A man going by the name of Eli Avidan has been using his Jewish and Israeli background to gain trust with passers-by and defraud them of varying sums of money, according to alleged victims’ accounts.
According to an investigation by Kol HaBirah, Avidan has allegedly struck at multiple locations in the Greater Washington and Baltimore areas over the past six years. These include DC Metro stations Union Station and Farragut North, as well as at the Whole Foods Market on I Street; and encounters were also reported at the Baltimore/Washington International Thurgood Marshall Airport (BWI).
Subjects described Avidan as having a short, stocky build and graying, buzz-cut hair. His accent, as well as an expired green card he presented to alleged victims on several occasions, suggest that he is Israeli. According to this photo ID, he is 55 years old.
Not Tzedakah, But Fraud
According to alleged victims’ accounts, Avidan followed a similar course of action in each encounter. He routinely targeted people he suspected to be Jewish while their minds were focused on something else — taking the train, for instance, or going about their weekly food shopping. After gaining their trust and insisting he was not looking for tzedakah (charity), Avidan would promise to pay back his targets and provide them with his seemingly legitimate contact information. The phone numbers provided to his alleged victims have all been disconnected, and at this time there has been no response to any messages sent to his email account.
Jeremy Schnittman, a resident of Silver Spring, Maryland, encountered Avidan at BWI in 2016, when Avidan approached with the pitch that he needed money so he could take the train to New York before Shabbat.
“I wanted to show my son good chinuch [education], to do an act of tzedakah,” said Schnittman. “The proper word is chesed [good deed] really, since I expected him to pay me back.” It was Avidan who insisted he would not take tzedakah; he showed Schnittman his green card and provided him with a Boston address, an email address, and a phone number, promising to pay the money back once he arrived in New York. Schnittman said he probably trusted Avidan more because he said he was Israeli.
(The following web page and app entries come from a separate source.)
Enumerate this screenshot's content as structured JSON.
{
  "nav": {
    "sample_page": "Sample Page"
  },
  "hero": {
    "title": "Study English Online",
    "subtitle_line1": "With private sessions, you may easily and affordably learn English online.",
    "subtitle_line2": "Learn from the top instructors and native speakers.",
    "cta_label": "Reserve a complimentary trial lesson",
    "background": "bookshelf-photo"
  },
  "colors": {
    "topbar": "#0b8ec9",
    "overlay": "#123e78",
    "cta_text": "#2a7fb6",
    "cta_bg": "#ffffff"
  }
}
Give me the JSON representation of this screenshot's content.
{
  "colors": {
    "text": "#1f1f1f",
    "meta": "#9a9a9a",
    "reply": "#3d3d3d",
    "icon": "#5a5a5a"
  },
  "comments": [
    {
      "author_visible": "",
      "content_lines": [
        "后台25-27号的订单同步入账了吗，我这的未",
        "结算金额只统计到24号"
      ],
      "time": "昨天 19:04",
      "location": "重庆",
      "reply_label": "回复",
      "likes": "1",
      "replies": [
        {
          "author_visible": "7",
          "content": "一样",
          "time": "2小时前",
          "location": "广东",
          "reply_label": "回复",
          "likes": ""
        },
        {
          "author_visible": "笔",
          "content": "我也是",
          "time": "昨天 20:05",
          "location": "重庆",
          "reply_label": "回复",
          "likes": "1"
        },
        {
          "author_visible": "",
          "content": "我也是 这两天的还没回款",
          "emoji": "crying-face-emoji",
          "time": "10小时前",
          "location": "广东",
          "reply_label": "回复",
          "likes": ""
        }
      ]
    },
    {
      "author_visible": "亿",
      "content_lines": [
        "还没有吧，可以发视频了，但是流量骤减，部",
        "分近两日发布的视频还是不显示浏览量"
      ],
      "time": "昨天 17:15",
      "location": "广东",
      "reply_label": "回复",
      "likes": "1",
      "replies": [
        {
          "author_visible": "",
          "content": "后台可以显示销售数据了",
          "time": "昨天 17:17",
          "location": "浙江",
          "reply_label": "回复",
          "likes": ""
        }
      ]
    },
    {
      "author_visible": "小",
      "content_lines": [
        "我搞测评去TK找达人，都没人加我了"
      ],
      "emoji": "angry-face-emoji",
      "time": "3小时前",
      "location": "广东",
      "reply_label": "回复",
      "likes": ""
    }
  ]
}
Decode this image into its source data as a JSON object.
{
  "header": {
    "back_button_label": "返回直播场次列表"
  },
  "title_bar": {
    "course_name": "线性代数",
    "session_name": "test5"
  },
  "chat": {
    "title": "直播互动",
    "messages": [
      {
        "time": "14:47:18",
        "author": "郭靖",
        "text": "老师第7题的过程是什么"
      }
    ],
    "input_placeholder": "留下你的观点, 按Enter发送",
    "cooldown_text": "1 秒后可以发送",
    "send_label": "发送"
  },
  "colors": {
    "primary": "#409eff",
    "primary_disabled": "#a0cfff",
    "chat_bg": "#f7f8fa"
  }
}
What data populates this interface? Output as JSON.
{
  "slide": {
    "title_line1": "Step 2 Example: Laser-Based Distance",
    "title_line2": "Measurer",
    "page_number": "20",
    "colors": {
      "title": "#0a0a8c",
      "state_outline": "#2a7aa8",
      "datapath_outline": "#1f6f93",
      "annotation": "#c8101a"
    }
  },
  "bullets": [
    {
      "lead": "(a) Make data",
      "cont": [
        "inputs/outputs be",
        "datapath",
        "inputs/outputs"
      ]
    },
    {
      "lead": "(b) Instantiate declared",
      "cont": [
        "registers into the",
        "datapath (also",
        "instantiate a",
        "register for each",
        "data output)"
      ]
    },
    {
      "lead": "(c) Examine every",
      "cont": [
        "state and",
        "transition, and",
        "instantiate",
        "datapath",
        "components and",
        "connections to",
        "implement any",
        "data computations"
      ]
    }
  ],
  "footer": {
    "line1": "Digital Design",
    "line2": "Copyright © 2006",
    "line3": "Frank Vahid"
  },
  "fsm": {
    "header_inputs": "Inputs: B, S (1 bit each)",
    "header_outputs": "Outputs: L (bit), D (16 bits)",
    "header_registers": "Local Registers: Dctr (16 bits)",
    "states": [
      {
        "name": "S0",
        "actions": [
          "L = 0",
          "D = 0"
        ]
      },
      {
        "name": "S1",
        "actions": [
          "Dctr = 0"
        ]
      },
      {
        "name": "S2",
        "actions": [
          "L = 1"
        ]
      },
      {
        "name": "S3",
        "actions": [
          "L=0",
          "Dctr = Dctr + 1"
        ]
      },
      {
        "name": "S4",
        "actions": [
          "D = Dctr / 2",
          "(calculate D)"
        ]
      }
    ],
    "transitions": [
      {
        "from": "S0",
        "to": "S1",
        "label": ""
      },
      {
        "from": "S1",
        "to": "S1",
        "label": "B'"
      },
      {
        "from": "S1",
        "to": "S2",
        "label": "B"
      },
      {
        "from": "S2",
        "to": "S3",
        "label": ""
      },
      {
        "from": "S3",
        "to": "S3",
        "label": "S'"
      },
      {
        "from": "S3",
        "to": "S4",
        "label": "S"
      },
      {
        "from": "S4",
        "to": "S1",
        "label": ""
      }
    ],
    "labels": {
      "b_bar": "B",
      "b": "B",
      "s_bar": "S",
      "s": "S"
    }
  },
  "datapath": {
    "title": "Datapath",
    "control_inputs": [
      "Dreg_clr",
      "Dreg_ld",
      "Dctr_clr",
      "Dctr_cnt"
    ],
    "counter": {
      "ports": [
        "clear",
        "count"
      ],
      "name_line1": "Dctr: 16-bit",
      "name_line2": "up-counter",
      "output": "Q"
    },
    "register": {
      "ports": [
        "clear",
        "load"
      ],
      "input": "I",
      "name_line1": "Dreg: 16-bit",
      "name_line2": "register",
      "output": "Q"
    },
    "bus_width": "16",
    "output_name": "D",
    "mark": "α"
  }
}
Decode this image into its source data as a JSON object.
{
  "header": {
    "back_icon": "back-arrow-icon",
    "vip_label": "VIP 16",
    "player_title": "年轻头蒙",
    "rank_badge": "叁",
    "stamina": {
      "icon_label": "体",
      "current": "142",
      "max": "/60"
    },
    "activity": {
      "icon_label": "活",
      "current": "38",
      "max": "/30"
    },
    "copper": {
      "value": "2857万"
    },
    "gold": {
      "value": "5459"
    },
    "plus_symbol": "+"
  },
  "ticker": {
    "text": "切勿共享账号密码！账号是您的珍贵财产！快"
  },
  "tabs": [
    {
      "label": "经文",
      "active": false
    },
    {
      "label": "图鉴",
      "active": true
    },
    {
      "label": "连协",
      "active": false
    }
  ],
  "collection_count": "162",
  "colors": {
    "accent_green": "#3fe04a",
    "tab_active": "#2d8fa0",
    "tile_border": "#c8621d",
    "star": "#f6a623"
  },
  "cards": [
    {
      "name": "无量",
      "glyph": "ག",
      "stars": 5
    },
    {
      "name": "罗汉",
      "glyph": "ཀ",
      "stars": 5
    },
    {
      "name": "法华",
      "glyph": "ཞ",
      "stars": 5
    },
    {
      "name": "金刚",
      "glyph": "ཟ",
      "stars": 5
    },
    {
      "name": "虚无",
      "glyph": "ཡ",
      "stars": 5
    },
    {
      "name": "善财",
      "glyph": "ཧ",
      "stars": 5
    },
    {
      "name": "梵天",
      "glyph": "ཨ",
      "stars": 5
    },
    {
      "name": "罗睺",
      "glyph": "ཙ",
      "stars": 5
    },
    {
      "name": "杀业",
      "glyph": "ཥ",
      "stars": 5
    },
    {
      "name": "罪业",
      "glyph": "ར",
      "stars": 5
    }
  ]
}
The two exchanged brief text messages before departing, but the phone number Avidan gave Schnittman was later disconnected, and he never heard from Avidan again.
Daniel, who asked that his last name not be used, gave Avidan about $150 after being approached by him outside Whole Foods while he was grocery shopping with his family. “He was adamant that it wasn’t tzedakah and that he was going to pay me back,” he said. Daniel later blamed his preoccupation with the task at hand as the reason he fell for what in retrospect was likely a scam.
While the phone number Avidan provided was in service at the time of the encounter, it was disconnected as early as that same night, Daniel said. When attempting to file a report with Metropolitan Police, he was told he needed to be physically present in DC to make his complaint, which led him to drop the issue, since he lives in Maryland.
Tevi Troy, another Silver Spring resident, was targeted by Avidan on two different occasions; first at Union Station in 2012, and again at BWI about a year later. During the first encounter, Avidan again said he needed the money to travel, this time to Boston.
“I gave him $20, and as I was pulling out my wallet he asked if I could give him $20 more,” said Troy. “I just told him not to push it.” Avidan insisted he would pay him back, so Troy gave him his business card.
According to the DC Code of Conduct, each of these incidents, if reported, would be classified as misdemeanors, likely punishable by up to 90 days in prison, a $500 dollar fine, and potential community service. The criminal offenses associated with Avidan’s actions could be aggravated depending on the circumstances and scale of his scheme.
However, Metropolitan Police and BWI law enforcement said they were unaware of these incidents, and have no records on Avidan or a person matching his description.
Research into the contact information provided by Avidan over the years revealed additional accounts of fraud following a similar pattern, but no charges were reportedly filed by any of the alleged victims.
When approached by Avidan again a year after their first encounter, this time at BWI, Troy told Avidan he recognized him from their previous interaction. Avidan quickly walked away, said Troy.
Disappearing, for the time being.
By Anis Modi